While many of the roles for a MSW holder are in the clinical arena, there also are many jobs available in the administrative arena for master’s holders.

The NASW has many social work specialty certifications that are reserved only for MSW or higher degree holders. Some of these specialties are:

  • Aging
  • Alcohol, Tobacco and Drugs
  • Children, Adolescents and Young Adults
  • Child Welfare
  • Health
  • Private Practice
  • School Social Work
  • Social and Economic Justice and Peace
  • Clinical

You can earn many of these specializations during your MSW program, and this is usually followed up by supervised experience in the field in that specialty.

Of course, when you earn your MSW degree, you can expect to earn more money. Generally, MSW holders who work in a hospital setting in clinical or health care social work can expect a salary in the $50,000 to $60,000 range.

Doctorate in Social Work

Earning a doctorate in social work does not give you a higher or better license in social work, but there are many valid reasons to consider this terminal degree. Experienced social worker may opt to get a doctoral degree so that they can conduct their own scholarly research, lead a social services organization, or to possibly earn a senior faculty position.

Earning a doctoral degree in the field is especially important for a career in academia and education. Virtually any full professor in social work must have a doctoral degree.

This degree also can be a major benefit if you want to have a senior administrative position in a major social services agency. Earning a doctoral degree in social work also is often needed to stay at the forefront of healthcare and clinical social work, which is always evolving and changing.

There are two doctoral degrees in social work to consider: the DSW and Ph.D. The vast majority of doctoral degree holders in social work end up working as postsecondary teachers, or professors.

Doctor of Social Work (DSW)

The DSW has for the most part been always considered as a doctorate for practicing as a social worker, rather than working as a scholarly researcher. While it is a fairly new degree, it still has been around for more than 50 years.

A DSW is generally designed to ready the student for advanced clinical practice and leadership on the advanced practice level. It is largely geared for the working professional, and generally may can be completed in three or four years.

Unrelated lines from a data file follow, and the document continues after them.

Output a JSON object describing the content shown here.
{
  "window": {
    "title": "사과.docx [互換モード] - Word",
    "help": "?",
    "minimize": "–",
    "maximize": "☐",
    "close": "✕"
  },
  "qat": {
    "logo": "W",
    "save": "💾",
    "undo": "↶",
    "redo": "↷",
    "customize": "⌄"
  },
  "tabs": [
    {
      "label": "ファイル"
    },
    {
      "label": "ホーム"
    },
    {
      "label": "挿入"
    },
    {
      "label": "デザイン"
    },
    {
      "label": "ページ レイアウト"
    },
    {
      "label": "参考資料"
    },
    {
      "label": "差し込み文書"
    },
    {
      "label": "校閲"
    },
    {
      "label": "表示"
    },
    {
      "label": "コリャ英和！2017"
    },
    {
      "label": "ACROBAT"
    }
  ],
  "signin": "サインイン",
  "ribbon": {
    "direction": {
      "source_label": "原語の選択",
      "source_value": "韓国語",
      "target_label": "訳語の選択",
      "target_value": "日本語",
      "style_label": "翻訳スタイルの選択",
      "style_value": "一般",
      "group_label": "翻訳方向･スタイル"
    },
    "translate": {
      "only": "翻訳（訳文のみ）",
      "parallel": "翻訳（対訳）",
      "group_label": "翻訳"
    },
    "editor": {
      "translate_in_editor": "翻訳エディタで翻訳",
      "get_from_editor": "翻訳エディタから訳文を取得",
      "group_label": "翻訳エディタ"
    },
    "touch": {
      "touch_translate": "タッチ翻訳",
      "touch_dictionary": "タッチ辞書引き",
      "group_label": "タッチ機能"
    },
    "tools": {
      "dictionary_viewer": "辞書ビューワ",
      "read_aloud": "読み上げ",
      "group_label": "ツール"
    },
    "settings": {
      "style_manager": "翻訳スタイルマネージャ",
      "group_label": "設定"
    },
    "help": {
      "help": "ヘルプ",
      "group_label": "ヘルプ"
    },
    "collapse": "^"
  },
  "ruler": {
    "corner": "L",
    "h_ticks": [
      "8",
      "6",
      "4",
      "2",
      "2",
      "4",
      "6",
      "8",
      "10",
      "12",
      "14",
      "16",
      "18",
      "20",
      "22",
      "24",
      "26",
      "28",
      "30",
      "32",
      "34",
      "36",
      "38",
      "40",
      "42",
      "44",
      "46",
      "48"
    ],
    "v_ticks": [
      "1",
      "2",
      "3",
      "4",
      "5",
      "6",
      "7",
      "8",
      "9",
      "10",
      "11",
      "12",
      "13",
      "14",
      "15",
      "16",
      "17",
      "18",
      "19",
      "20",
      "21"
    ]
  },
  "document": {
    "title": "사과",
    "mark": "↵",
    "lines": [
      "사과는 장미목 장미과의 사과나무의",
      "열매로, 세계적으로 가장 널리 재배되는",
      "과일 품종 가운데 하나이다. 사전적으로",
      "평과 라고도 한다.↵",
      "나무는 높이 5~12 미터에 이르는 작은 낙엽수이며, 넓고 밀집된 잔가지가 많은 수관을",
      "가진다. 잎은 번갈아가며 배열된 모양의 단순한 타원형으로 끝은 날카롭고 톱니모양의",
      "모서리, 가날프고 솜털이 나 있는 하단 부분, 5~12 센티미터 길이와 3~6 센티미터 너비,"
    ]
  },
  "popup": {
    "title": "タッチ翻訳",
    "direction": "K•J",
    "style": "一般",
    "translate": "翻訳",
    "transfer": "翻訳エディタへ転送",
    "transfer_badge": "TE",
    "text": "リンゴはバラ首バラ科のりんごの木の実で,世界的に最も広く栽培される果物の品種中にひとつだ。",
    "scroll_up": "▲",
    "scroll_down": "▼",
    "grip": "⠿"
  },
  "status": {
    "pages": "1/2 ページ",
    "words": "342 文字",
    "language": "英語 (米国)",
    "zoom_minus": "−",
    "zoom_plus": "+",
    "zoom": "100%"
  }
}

There often is a substantial difference between the DSW and the regular Ph.D. in social work, but not always. Depending upon which university you are considering, the school may call the doctorate degree in social work a DSW or Ph.D. If you see a university that has both, the Ph.D. will nearly always be the degree that is designed for the researcher in social work.

As you are considering your social work doctoral degree, it is important to not just look at the initials of the degree. Even doctoral degrees that state that it is a ‘practice’ degree could have a good deal of research focus as well. Some doctoral programs tend to stress more of the administrative side of the field, while others will focus on the clinical aspects.

Many doctoral programs may require a regular doctoral dissertation but some others may have a different large project a the end of the program. Typical Ph.D. programs in social work focus on giving students the ability to:

  • Do independent social work research that is strong on evidence-based practice and has an impact on the problems studied.
  • Analyze and do translational research that will advance how evidenced based interventions are implemented.
  • Apply advanced social work analytical models and new theories of social work to solve complex social problems and human behaviors.


As noted earlier, the Council on Social Work Education or CSWE is the national association that accredits social work programs from the bachelor’s to doctoral level. It has been recognized by the Council for Higher Education Accreditation as the only accrediting agency for social work education in the US.